Date of Award


Document Type


Degree Name

Doctor of Psychology (PsyD)


Graduate Department of Clinical Psychology

First Advisor

Dr. William Buhrow

Second Advisor

Dr. Kathleen Gathercoal

Third Advisor

Dr. Mary Peterson


Childhood and adolescent obesity strongly predicts adult obesity (Spruijt-Metz, 2011) and literature highlights the transitional period into college as a “high risk weight gain period” (Holm-Denoma, Joiner, Vohs, & Heatherton, 2008). Obesity is associated with poor physical outcomes (Freedman, Dietz, Srinivasan, & Berenson, 1999; Katz & D’Ambrosio, 2010) and psychological conditions are found in 34% of children and adolescents with an obesity-related condition, in comparison to 20% of the children in the general population (Wang & Beydoun, 2007). In the context of obesity programs, growing evidence supports the efficacy of increasing physical activity without calorie restriction to decrease body fat in children and adolescents (Kim & Lee, 2009). With a rising number of obesity interventions incorporating technology and social media, it becomes especially important to assess the efficacy of such delivery methods on physical and psychological factors. The current study tested four hypotheses concerning the effect of varying types of obesity intervention delivery on compliance, physical activity level, weight change, and a number of psychological traits in a sample of adolescent females. The three intervention types involved the use of in-person psychoeducation, technology (email and text messaging), and no contact. The focal point of this program was to engender more healthy lifestyles utilizing a physical activity-based program protocol for adolescents. Although there were various trends toward improvement, no statistically significant changes were found across the domains assessed in this eight-week intervention.

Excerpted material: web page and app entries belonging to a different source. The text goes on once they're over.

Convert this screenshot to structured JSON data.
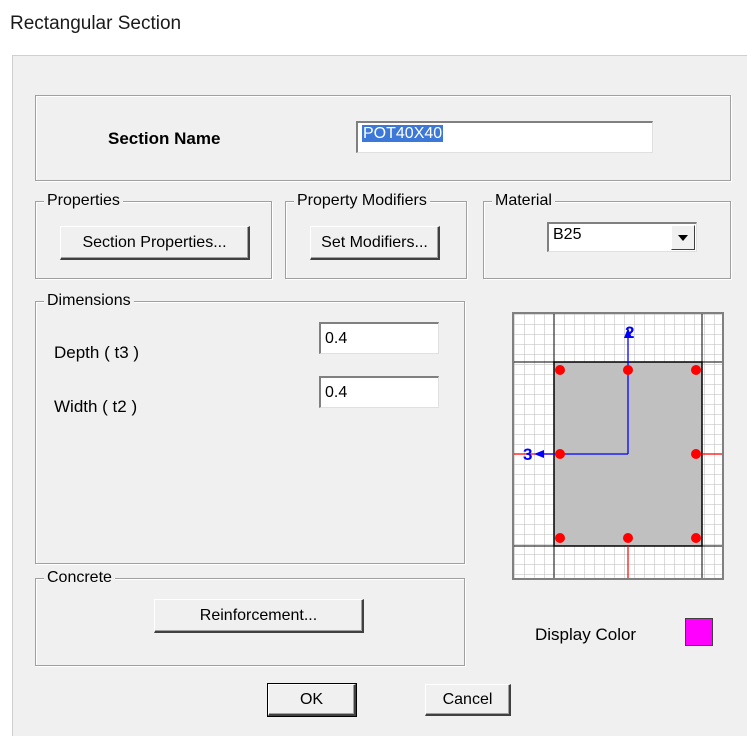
{
  "window": {
    "title": "Rectangular Section"
  },
  "section_name": {
    "label": "Section Name",
    "value": "POT40X40"
  },
  "properties": {
    "title": "Properties",
    "button_label": "Section Properties..."
  },
  "property_modifiers": {
    "title": "Property Modifiers",
    "button_label": "Set Modifiers..."
  },
  "material": {
    "title": "Material",
    "selected": "B25"
  },
  "dimensions": {
    "title": "Dimensions",
    "depth_label": "Depth  ( t3 )",
    "depth_value": "0.4",
    "width_label": "Width  ( t2 )",
    "width_value": "0.4"
  },
  "concrete": {
    "title": "Concrete",
    "button_label": "Reinforcement..."
  },
  "display_color": {
    "label": "Display Color",
    "color": "#ff00ff"
  },
  "preview": {
    "axis_vertical_label": "2",
    "axis_horizontal_label": "3",
    "rebar_count": 8
  },
  "footer": {
    "ok_label": "OK",
    "cancel_label": "Cancel"
  },
  "colors": {
    "selection": "#3b78d8",
    "rebar": "#ff0000",
    "axis": "#0000ff",
    "section_fill": "#c0c0c0"
  }
}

Utilization of face-to-face and technology methods to obesity intervention resulted in higher compliance in the program than the control group. The other variables (physiological, psychological, physical activity) examined regarding health behaviors yielded mixed results in improvement as a result of the eight-week intervention. This study presents meaningful considerations for future studies providing obesity intervention for college students and their preference for technology contact given their specific lifestyle. Also, it further explores barriers in developing a lifestyle of healthy behavior toward overall physiological and psychological health.